For many organizations, the initial foray into OKR analysis is done with a spreadsheet. However, our Miradi community can manage it within the platform itself. The white paper outlines the required four steps needed for a successful OKR strategy:
a. Define SMART objectives with key results
a. Develop strategies and activities to support objectives and key results
b. Link planned activities to supported objectives
c. Assign responsibilities to departments and staff
d. Define timeframes for completing activities and achieving key results
a. Report progress on activities
b. Track progress on objectives and key results
a. Staff to review progress with their managers and adapt OKRs if needed

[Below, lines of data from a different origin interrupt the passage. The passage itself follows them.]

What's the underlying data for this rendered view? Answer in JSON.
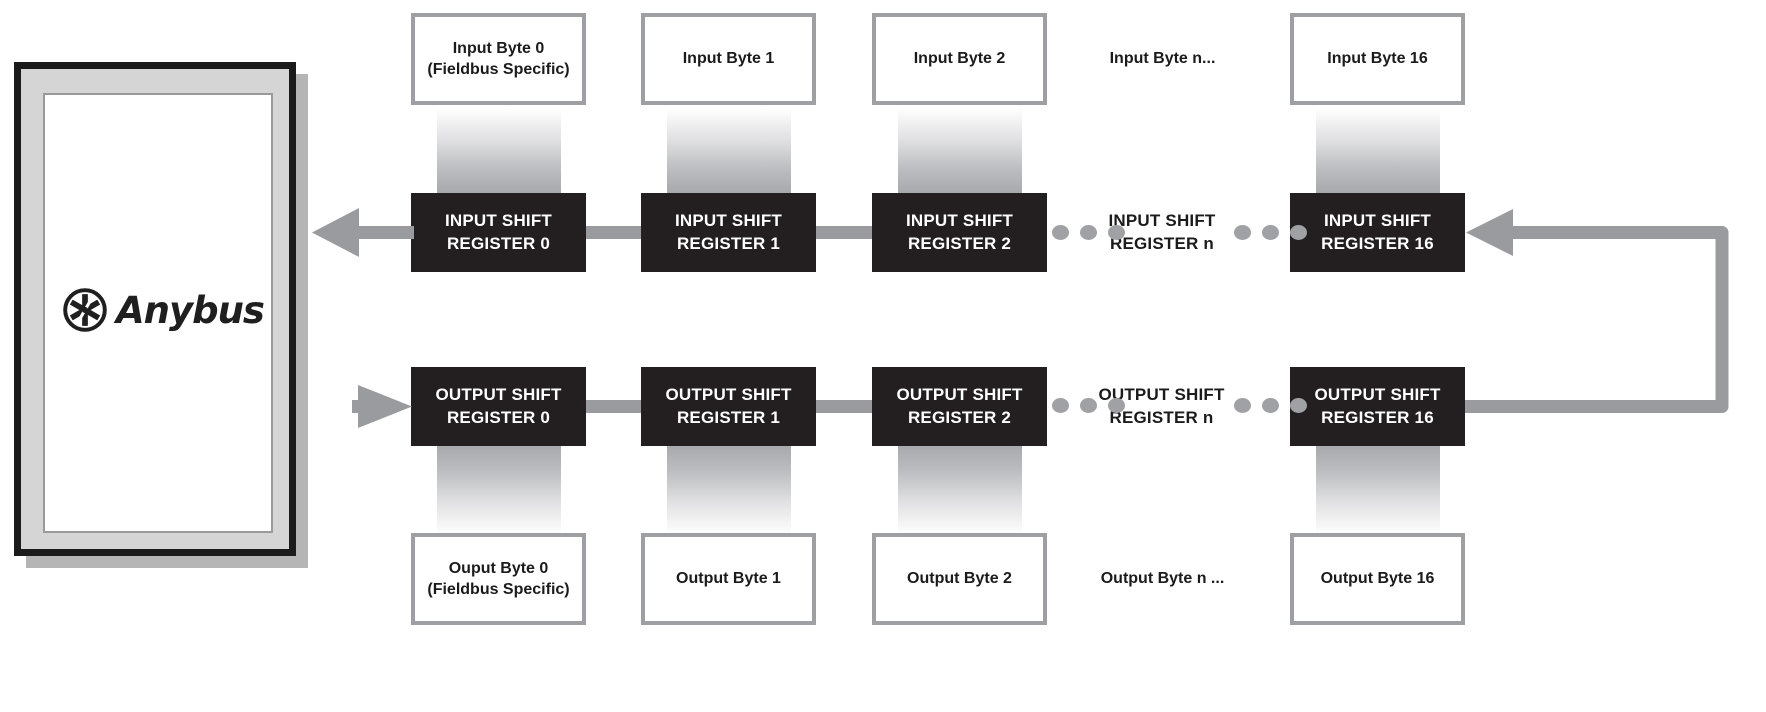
{
  "diagram": {
    "title": "Anybus shift register chain",
    "module": {
      "logo_label": "Anybus",
      "logo_icon": "anybus-asterisk-logo"
    },
    "colors": {
      "register_fill": "#231f20",
      "register_text": "#ffffff",
      "byte_border": "#9d9fa2",
      "link": "#9a9b9f",
      "module_border": "#1b1b1b",
      "module_fill": "#d5d5d5"
    },
    "input_bytes": [
      {
        "line1": "Input Byte 0",
        "line2": "(Fieldbus Specific)",
        "boxed": true
      },
      {
        "line1": "Input Byte 1",
        "line2": "",
        "boxed": true
      },
      {
        "line1": "Input Byte 2",
        "line2": "",
        "boxed": true
      },
      {
        "line1": "Input Byte n...",
        "line2": "",
        "boxed": false
      },
      {
        "line1": "Input Byte 16",
        "line2": "",
        "boxed": true
      }
    ],
    "input_registers": [
      {
        "line1": "INPUT SHIFT",
        "line2": "REGISTER 0",
        "boxed": true
      },
      {
        "line1": "INPUT SHIFT",
        "line2": "REGISTER 1",
        "boxed": true
      },
      {
        "line1": "INPUT SHIFT",
        "line2": "REGISTER 2",
        "boxed": true
      },
      {
        "line1": "INPUT SHIFT",
        "line2": "REGISTER n",
        "boxed": false
      },
      {
        "line1": "INPUT SHIFT",
        "line2": "REGISTER 16",
        "boxed": true
      }
    ],
    "output_registers": [
      {
        "line1": "OUTPUT SHIFT",
        "line2": "REGISTER 0",
        "boxed": true
      },
      {
        "line1": "OUTPUT SHIFT",
        "line2": "REGISTER 1",
        "boxed": true
      },
      {
        "line1": "OUTPUT SHIFT",
        "line2": "REGISTER 2",
        "boxed": true
      },
      {
        "line1": "OUTPUT SHIFT",
        "line2": "REGISTER n",
        "boxed": false
      },
      {
        "line1": "OUTPUT SHIFT",
        "line2": "REGISTER 16",
        "boxed": true
      }
    ],
    "output_bytes": [
      {
        "line1": "Ouput Byte 0",
        "line2": "(Fieldbus Specific)",
        "boxed": true
      },
      {
        "line1": "Output Byte 1",
        "line2": "",
        "boxed": true
      },
      {
        "line1": "Output Byte 2",
        "line2": "",
        "boxed": true
      },
      {
        "line1": "Output Byte n ...",
        "line2": "",
        "boxed": false
      },
      {
        "line1": "Output Byte 16",
        "line2": "",
        "boxed": true
      }
    ]
  }
}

An organization using Miradi can unify OKRs at all levels, thereby avoiding a common pitfall of OKRs at lower levels in the organization drifting away from what is strategically important. As stated in the paper, “Miradi not only provides all the power of objectives and key results, it also enables alignment of strategies and objectives.” Miradi doesn’t simply nest OKRs along organizational lines; instead it allows individual departments to connect into the changes that are desired, supporting any objective where they can best contribute.
This wholistic, collaborative approach to achieving big changes has been proven out through the use of the Conservation Standards by many organizations for many years. Interestingly, it can be applied in many different scenarios no matter the outcomes sought.
If you’re interested in learning how Miradi specifically links OKRs to strategy, I invite you to download the white paper.
If you have any questions or wish to discuss the Miradi platform in more detail, please don’t hesitate to contact me.